__Instructions to follow__. Return all lines from the listing below that include the word "background".

Records provided below:

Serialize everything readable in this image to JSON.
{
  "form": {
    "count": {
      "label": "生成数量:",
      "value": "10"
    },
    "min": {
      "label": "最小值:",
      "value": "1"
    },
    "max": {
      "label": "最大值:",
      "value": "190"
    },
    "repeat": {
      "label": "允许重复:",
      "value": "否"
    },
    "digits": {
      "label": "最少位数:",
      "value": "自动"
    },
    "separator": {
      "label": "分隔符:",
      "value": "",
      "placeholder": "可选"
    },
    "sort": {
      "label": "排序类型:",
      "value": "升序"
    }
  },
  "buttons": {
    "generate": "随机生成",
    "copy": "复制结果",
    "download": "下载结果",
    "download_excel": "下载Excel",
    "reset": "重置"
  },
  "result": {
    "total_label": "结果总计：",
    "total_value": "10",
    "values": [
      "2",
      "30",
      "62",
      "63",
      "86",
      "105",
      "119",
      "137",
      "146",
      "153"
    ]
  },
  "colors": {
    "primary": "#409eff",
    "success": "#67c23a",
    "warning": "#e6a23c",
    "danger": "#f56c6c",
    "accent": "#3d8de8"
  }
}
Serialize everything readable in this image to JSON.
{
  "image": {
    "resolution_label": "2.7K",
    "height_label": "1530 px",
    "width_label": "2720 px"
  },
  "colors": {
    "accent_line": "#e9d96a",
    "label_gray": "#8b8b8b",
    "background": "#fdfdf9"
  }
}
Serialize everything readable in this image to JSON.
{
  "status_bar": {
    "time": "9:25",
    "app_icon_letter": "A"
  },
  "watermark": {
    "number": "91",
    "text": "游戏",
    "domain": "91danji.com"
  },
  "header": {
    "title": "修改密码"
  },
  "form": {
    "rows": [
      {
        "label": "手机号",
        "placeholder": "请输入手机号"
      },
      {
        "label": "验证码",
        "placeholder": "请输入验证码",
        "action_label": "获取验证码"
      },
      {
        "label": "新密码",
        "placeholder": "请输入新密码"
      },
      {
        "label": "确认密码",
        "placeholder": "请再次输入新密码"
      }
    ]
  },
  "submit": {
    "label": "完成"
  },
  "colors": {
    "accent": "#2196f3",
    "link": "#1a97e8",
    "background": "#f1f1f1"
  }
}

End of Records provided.

__Task output__.
    "background": "#fdfdf9"
    "background": "#f1f1f1"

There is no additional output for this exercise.